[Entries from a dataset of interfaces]
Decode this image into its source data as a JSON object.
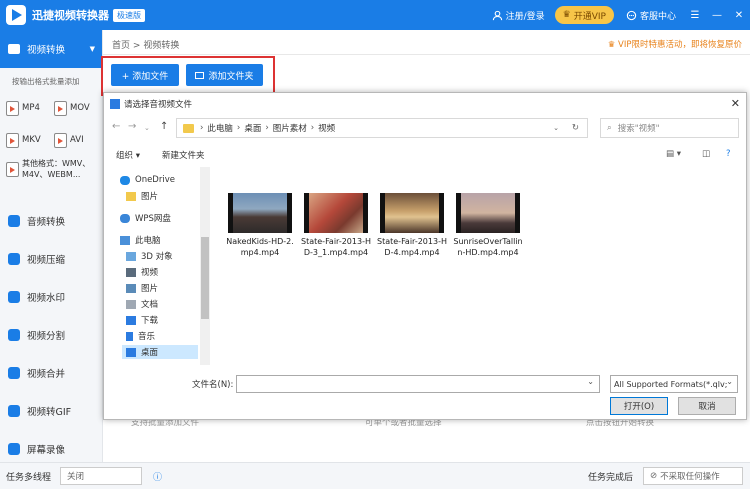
{
  "app": {
    "title": "迅捷视频转换器",
    "edition_badge": "极速版",
    "login": "注册/登录",
    "vip": "开通VIP",
    "service": "客服中心"
  },
  "sidebar": {
    "active": "视频转换",
    "hint": "按输出格式批量添加",
    "formats": [
      "MP4",
      "MOV",
      "MKV",
      "AVI"
    ],
    "other_formats": [
      "其他格式：WMV、",
      "M4V、WEBM..."
    ],
    "items": [
      {
        "label": "音频转换",
        "icon": "music-icon"
      },
      {
        "label": "视频压缩",
        "icon": "compress-icon"
      },
      {
        "label": "视频水印",
        "icon": "watermark-icon"
      },
      {
        "label": "视频分割",
        "icon": "split-icon"
      },
      {
        "label": "视频合并",
        "icon": "merge-icon"
      },
      {
        "label": "视频转GIF",
        "icon": "gif-icon"
      },
      {
        "label": "屏幕录像",
        "icon": "record-icon"
      }
    ]
  },
  "main": {
    "breadcrumb_home": "首页",
    "breadcrumb_sep": ">",
    "breadcrumb_current": "视频转换",
    "promo": "VIP限时特惠活动，即将恢复原价",
    "add_file": "+ 添加文件",
    "add_folder": "添加文件夹",
    "bottom_hints": [
      "支持批量添加文件",
      "可单个或者批量选择",
      "点击按钮开始转换"
    ]
  },
  "statusbar": {
    "multithread_label": "任务多线程",
    "multithread_value": "关闭",
    "complete_label": "任务完成后",
    "complete_value": "不采取任何操作"
  },
  "dialog": {
    "title": "请选择音视频文件",
    "path": [
      "此电脑",
      "桌面",
      "图片素材",
      "视频"
    ],
    "search_placeholder": "搜索\"视频\"",
    "organize": "组织 ▾",
    "new_folder": "新建文件夹",
    "tree": [
      {
        "label": "OneDrive",
        "icon": "cloud-icon"
      },
      {
        "label": "图片",
        "icon": "folder-icon"
      },
      {
        "label": "WPS网盘",
        "icon": "cloud-icon"
      },
      {
        "label": "此电脑",
        "icon": "computer-icon"
      },
      {
        "label": "3D 对象",
        "icon": "cube-icon"
      },
      {
        "label": "视频",
        "icon": "video-folder-icon"
      },
      {
        "label": "图片",
        "icon": "picture-folder-icon"
      },
      {
        "label": "文档",
        "icon": "document-folder-icon"
      },
      {
        "label": "下载",
        "icon": "download-icon"
      },
      {
        "label": "音乐",
        "icon": "music-icon"
      },
      {
        "label": "桌面",
        "icon": "desktop-icon"
      }
    ],
    "files": [
      {
        "name": "NakedKids-HD-2.mp4.mp4"
      },
      {
        "name": "State-Fair-2013-HD-3_1.mp4.mp4"
      },
      {
        "name": "State-Fair-2013-HD-4.mp4.mp4"
      },
      {
        "name": "SunriseOverTallinn-HD.mp4.mp4"
      }
    ],
    "filename_label": "文件名(N):",
    "filename_value": "",
    "filetype": "All Supported Formats(*.qlv;",
    "open_button": "打开(O)",
    "cancel_button": "取消"
  },
  "colors": {
    "accent": "#1a7de6",
    "highlight_box": "#dd3333",
    "vip": "#f7c548",
    "promo": "#e8821a"
  }
}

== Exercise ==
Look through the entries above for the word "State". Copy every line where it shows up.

== Written response ==
        "name": "State-Fair-2013-HD-3_1.mp4.mp4"
        "name": "State-Fair-2013-HD-4.mp4.mp4"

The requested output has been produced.